### EXERCISE AIM
Working from the records beneath this line, reproduce each one exactly.

Items listed in a dataset
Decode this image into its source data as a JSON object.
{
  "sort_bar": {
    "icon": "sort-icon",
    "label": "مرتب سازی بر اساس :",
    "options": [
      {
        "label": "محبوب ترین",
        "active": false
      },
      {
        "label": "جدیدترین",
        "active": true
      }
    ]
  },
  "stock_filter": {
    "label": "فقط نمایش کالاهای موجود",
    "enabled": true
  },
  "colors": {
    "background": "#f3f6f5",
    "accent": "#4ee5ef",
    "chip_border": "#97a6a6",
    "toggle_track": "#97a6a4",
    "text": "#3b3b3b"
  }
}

### RESULT OF THE EXERCISE
Decode this image into its source data as a JSON object.
{
  "sort_bar": {
    "icon": "sort-icon",
    "label": "مرتب سازی بر اساس :",
    "options": [
      {
        "label": "محبوب ترین",
        "active": false
      },
      {
        "label": "جدیدترین",
        "active": true
      }
    ]
  },
  "stock_filter": {
    "label": "فقط نمایش کالاهای موجود",
    "enabled": true
  },
  "colors": {
    "background": "#f3f6f5",
    "accent": "#4ee5ef",
    "chip_border": "#97a6a6",
    "toggle_track": "#97a6a4",
    "text": "#3b3b3b"
  }
}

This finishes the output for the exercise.